Hjalgrim H, Rasmussen S, Rostgaard K, Nielsen NM, Koch-Henriksen N, Munksgaard L, Storm HH, Melbye M.
Department of Epidemiology Research, Danish Epidemiology Science Centre, Statens Serum Institut, Copenhagen, Denmark.
Epidemiologic similarities between Hodgkin lymphoma in young adults (i.e., between 15 and 44 years old) and multiple sclerosis have led to the suggestion that these diseases may have related etiologies.
Previous investigations have not supported this hypothesis, but the negative results could have been caused by methodologic problems.
We therefore assessed the risk of developing Hodgkin lymphoma for patients with multiple sclerosis and for their families and the risk of developing multiple sclerosis for patients with Hodgkin lymphoma and for their families.
We identified 11,790 patients with multiple sclerosis and 19,599 of their first-degree relatives in Danish population-based registers and followed them for the occurrence of Hodgkin lymphoma.

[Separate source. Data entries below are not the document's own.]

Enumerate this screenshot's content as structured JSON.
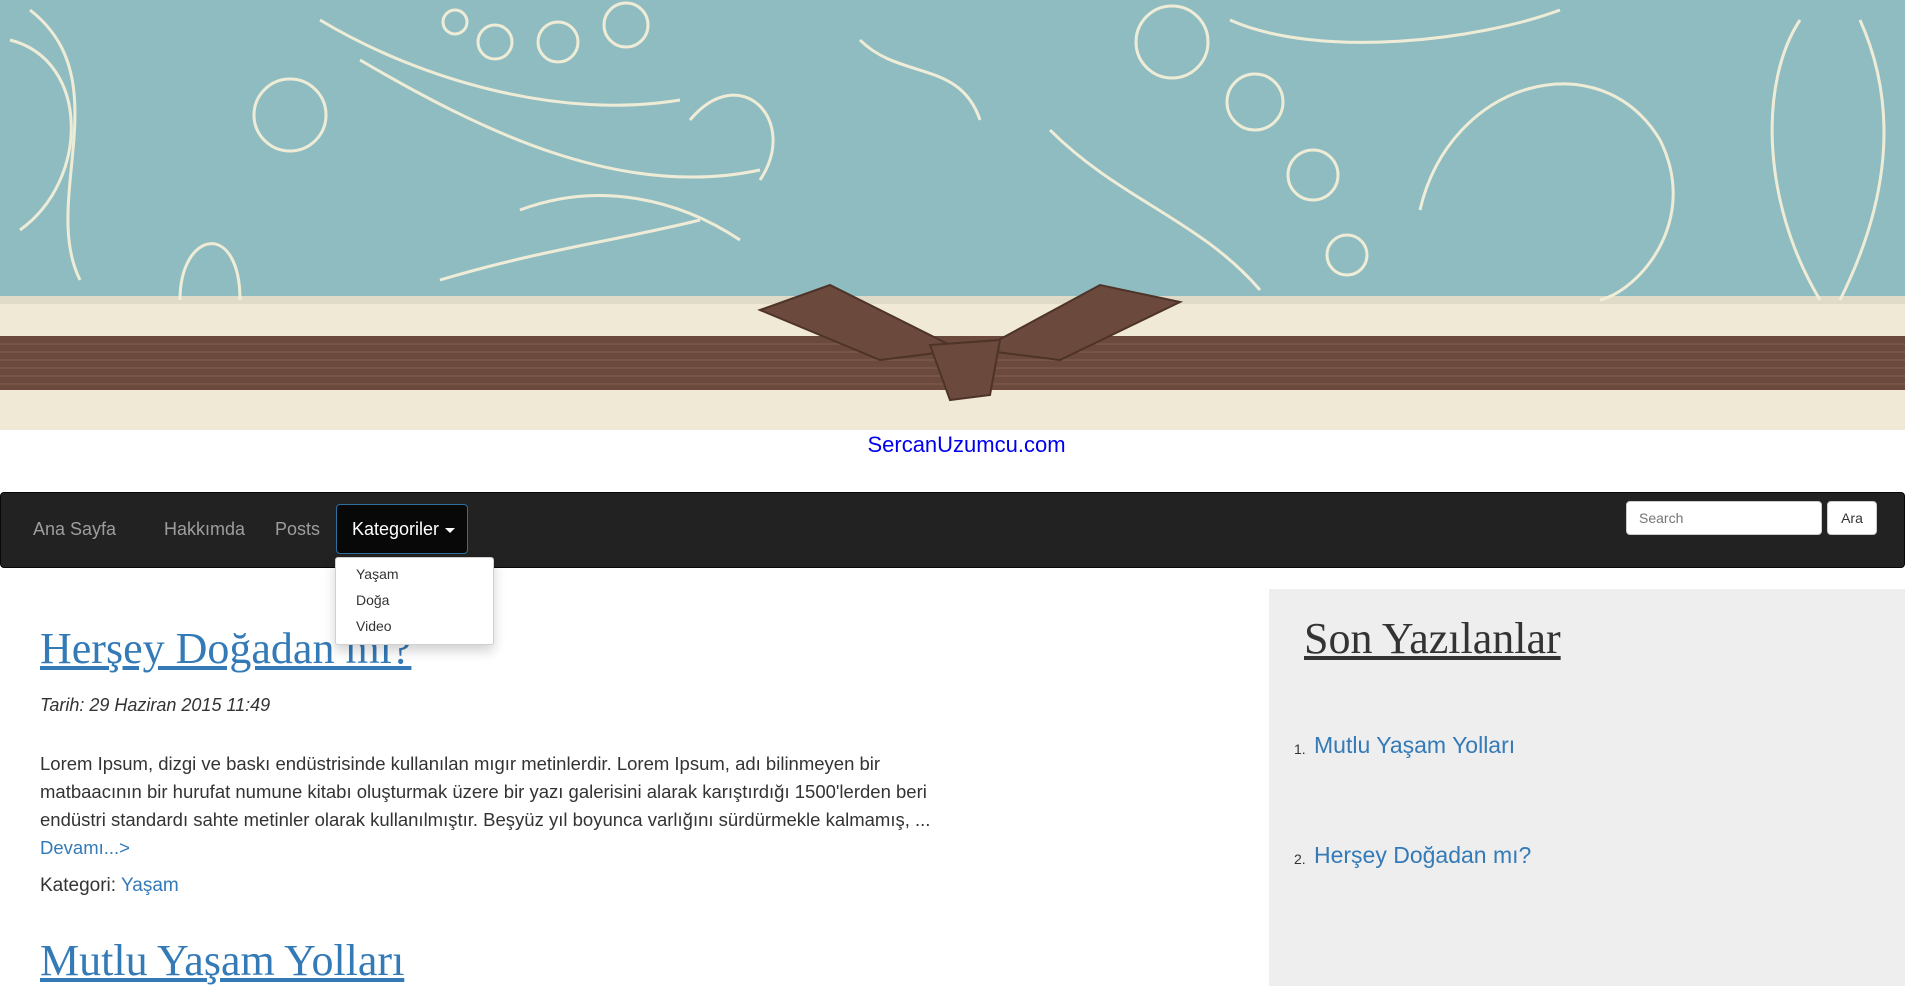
{
  "site": {
    "title": "SercanUzumcu.com"
  },
  "navbar": {
    "items": [
      {
        "label": "Ana Sayfa"
      },
      {
        "label": "Hakkımda"
      },
      {
        "label": "Posts"
      }
    ],
    "dropdown": {
      "label": "Kategoriler",
      "items": [
        {
          "label": "Yaşam"
        },
        {
          "label": "Doğa"
        },
        {
          "label": "Video"
        }
      ]
    },
    "search": {
      "placeholder": "Search",
      "button_label": "Ara"
    }
  },
  "posts": [
    {
      "title": "Herşey Doğadan mı?",
      "date": "Tarih: 29 Haziran 2015 11:49",
      "excerpt": "Lorem Ipsum, dizgi ve baskı endüstrisinde kullanılan mıgır metinlerdir. Lorem Ipsum, adı bilinmeyen bir matbaacının bir hurufat numune kitabı oluşturmak üzere bir yazı galerisini alarak karıştırdığı 1500'lerden beri endüstri standardı sahte metinler olarak kullanılmıştır. Beşyüz yıl boyunca varlığını sürdürmekle kalmamış, ...",
      "read_more": "Devamı...>",
      "category_label": "Kategori:",
      "category": "Yaşam"
    },
    {
      "title": "Mutlu Yaşam Yolları"
    }
  ],
  "sidebar": {
    "heading": "Son Yazılanlar",
    "items": [
      {
        "num": "1.",
        "label": "Mutlu Yaşam Yolları"
      },
      {
        "num": "2.",
        "label": "Herşey Doğadan mı?"
      }
    ]
  },
  "colors": {
    "banner_teal": "#8fbcc1",
    "banner_cream": "#efe9d6",
    "ribbon_brown": "#6b4a3d",
    "navbar_bg": "#222222",
    "link_blue": "#337ab7",
    "sidebar_bg": "#eeeeee"
  }
}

Analogously, we identified 4381 patients with Hodgkin lymphoma and 7388 of their first-degree relatives and followed them for the occurrence of multiple sclerosis.
The relative risks (RRs) of Hodgkin lymphoma and multiple sclerosis were expressed as standardized incidence ratios (i.e., the ratio between observed and expected numbers of outcomes based on age, sex, and period-specific incidence rates).

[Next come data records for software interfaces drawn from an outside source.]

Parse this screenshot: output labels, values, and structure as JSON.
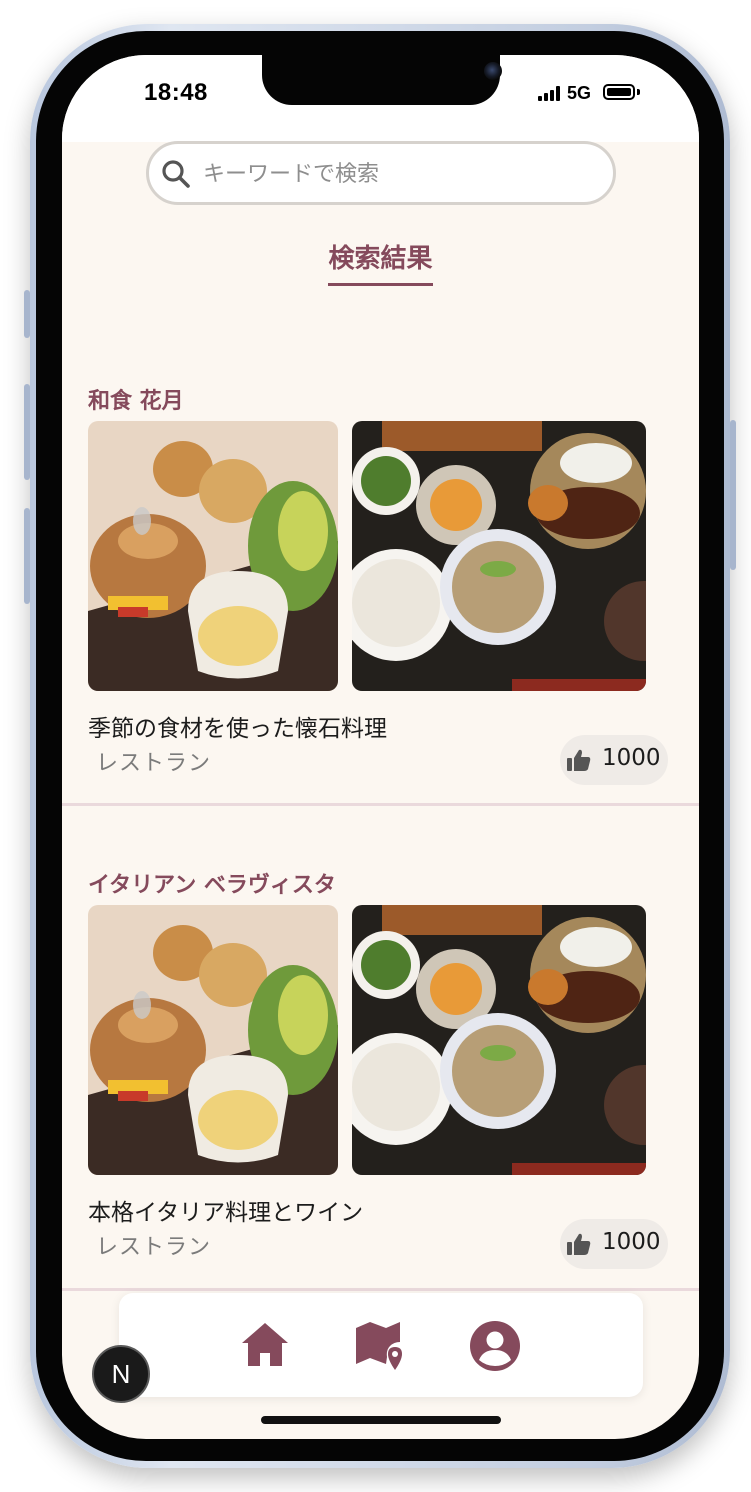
{
  "status_bar": {
    "time": "18:48",
    "network": "5G"
  },
  "search": {
    "placeholder": "キーワードで検索",
    "value": ""
  },
  "page_title": "検索結果",
  "results": [
    {
      "name": "和食 花月",
      "description": "季節の食材を使った懐石料理",
      "category": "レストラン",
      "likes": "1000"
    },
    {
      "name": "イタリアン ベラヴィスタ",
      "description": "本格イタリア料理とワイン",
      "category": "レストラン",
      "likes": "1000"
    }
  ],
  "bottom_nav": {
    "items": [
      "home-icon",
      "map-icon",
      "account-icon"
    ]
  },
  "dev_badge": "N",
  "colors": {
    "accent": "#854a5c",
    "background": "#fcf7f1",
    "like_chip": "#efebe7",
    "divider": "#ead9dc"
  }
}
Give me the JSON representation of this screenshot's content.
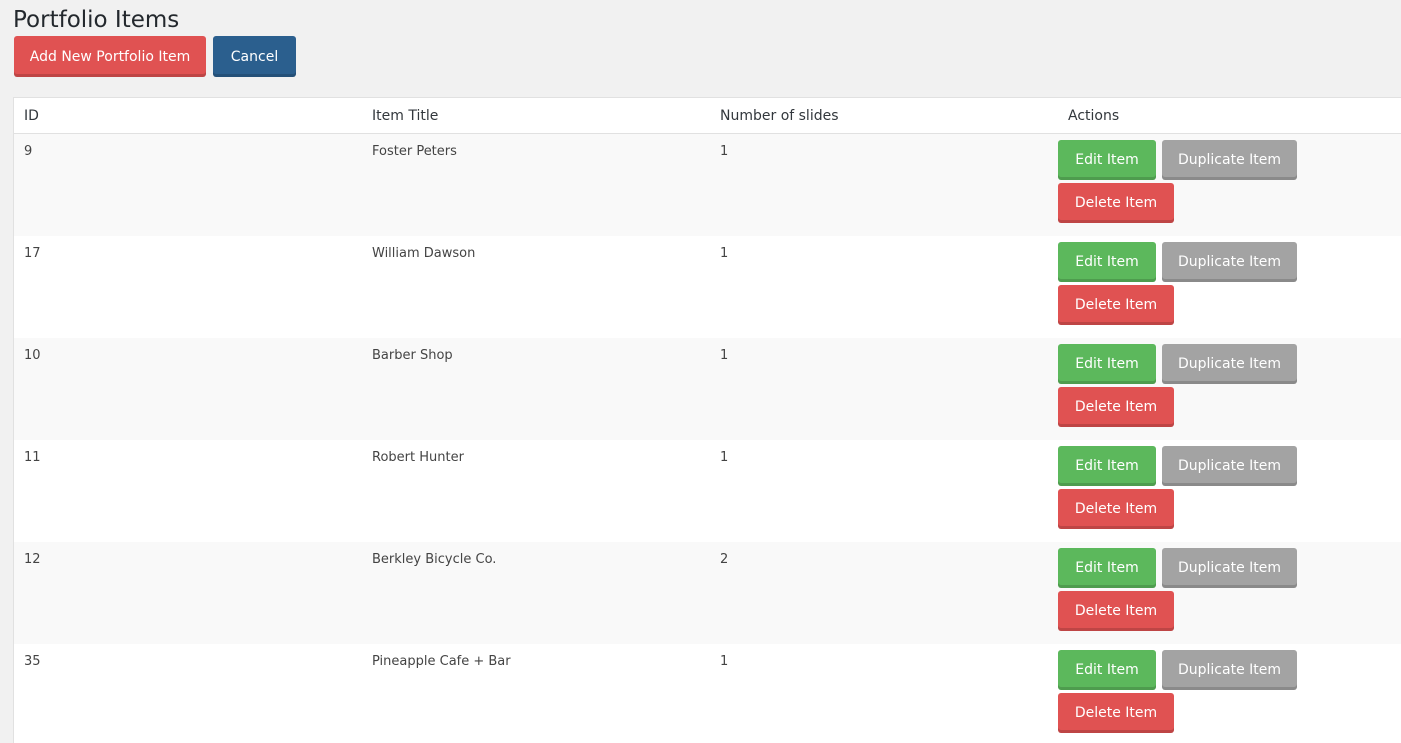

All statistical tests were two-sided.
Overall, six cases of Hodgkin lymphoma were identified in patients with multiple sclerosis (RR for Hodgkin lymphoma = 1.40, 95% confidence interval [CI] = 0.63 to 3.12), two of which occurred in young adults (RR = 1.59, 95% CI = 0.40 to 6.37).
The risk of young-adult-onset Hodgkin lymphoma was statistically significantly increased in the first-degree relatives of patients with multiple sclerosis (RR = 1.93, 95% CI = 1.01 to 3.71; n = 9 such lymphomas).

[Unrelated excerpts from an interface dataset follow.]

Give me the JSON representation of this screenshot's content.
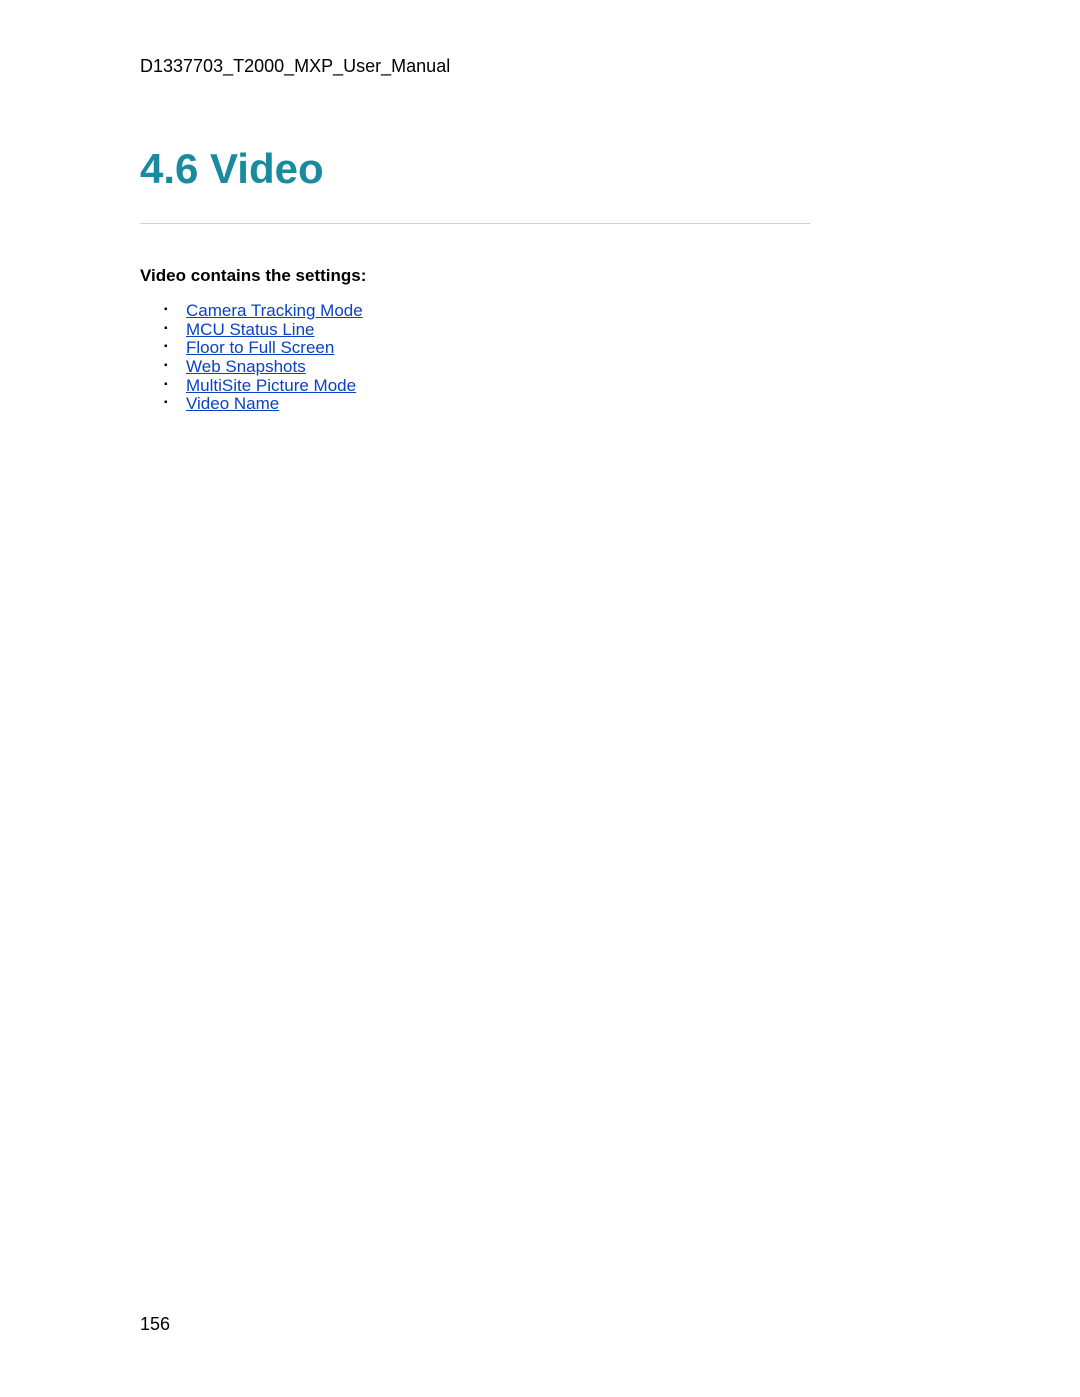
{
  "header": "D1337703_T2000_MXP_User_Manual",
  "heading": "4.6 Video",
  "subheading": "Video contains the settings:",
  "links": [
    "Camera Tracking Mode",
    "MCU Status Line",
    "Floor to Full Screen",
    "Web Snapshots",
    "MultiSite Picture Mode",
    "Video Name"
  ],
  "pageNumber": "156"
}
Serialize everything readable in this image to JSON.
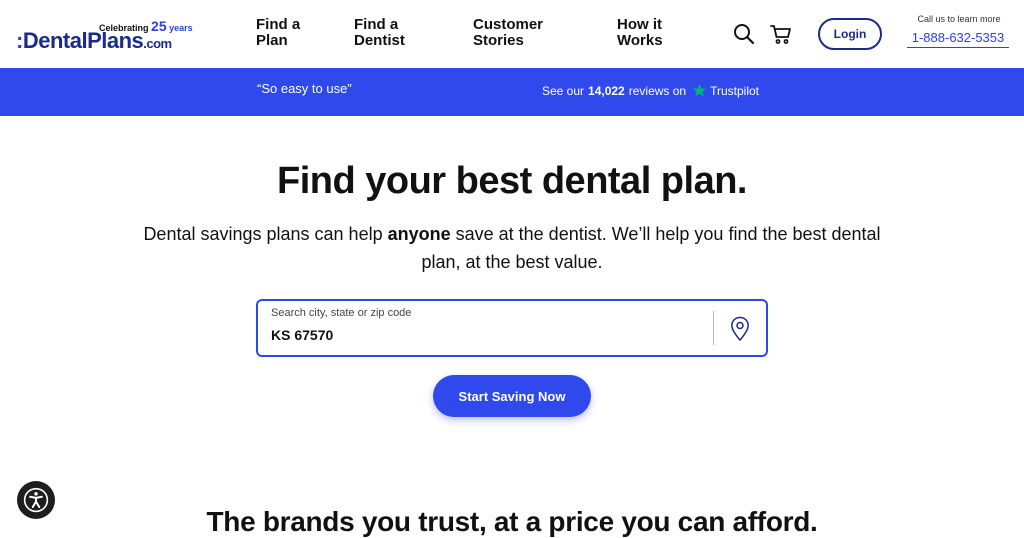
{
  "header": {
    "logo": {
      "celebrating": "Celebrating",
      "years_number": "25",
      "years_word": "years",
      "brand_colon": ":",
      "brand_name": "DentalPlans",
      "brand_suffix": ".com"
    },
    "nav": [
      {
        "line1": "Find a",
        "line2": "Plan"
      },
      {
        "line1": "Find a",
        "line2": "Dentist"
      },
      {
        "line1": "Customer",
        "line2": "Stories"
      },
      {
        "line1": "How it",
        "line2": "Works"
      }
    ],
    "icons": {
      "search": "search-icon",
      "cart": "cart-icon"
    },
    "login_label": "Login",
    "call_label": "Call us to learn more",
    "phone": "1-888-632-5353"
  },
  "banner": {
    "quote": "“So easy to use”",
    "reviews_prefix": "See our",
    "reviews_count": "14,022",
    "reviews_suffix": "reviews on",
    "trustpilot": "Trustpilot",
    "accent_color": "#2f49ec",
    "star_color": "#00b67a"
  },
  "hero": {
    "title": "Find your best dental plan.",
    "subtitle_before": "Dental savings plans can help ",
    "subtitle_bold": "anyone",
    "subtitle_after": " save at the dentist. We’ll help you find the best dental plan, at the best value.",
    "search": {
      "label": "Search city, state or zip code",
      "value": "KS 67570"
    },
    "cta_label": "Start Saving Now"
  },
  "brands_title": "The brands you trust, at a price you can afford."
}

Two cases of multiple sclerosis were identified among young adult patients with Hodgkin lymphoma (RR for multiple sclerosis = 0.82, 95% CI = 0.20 to 3.27), and the risk for multiple sclerosis was statistically significantly increased in their first-degree relatives (RR = 2.76, 95% CI = 1.44 to 5.31; n = 9 such multiple sclerosis cases).
The observed familial clustering of multiple sclerosis and young-adult-onset Hodgkin lymphoma is consistent with the hypothesis that the two conditions share environmental and/or constitutional etiologies.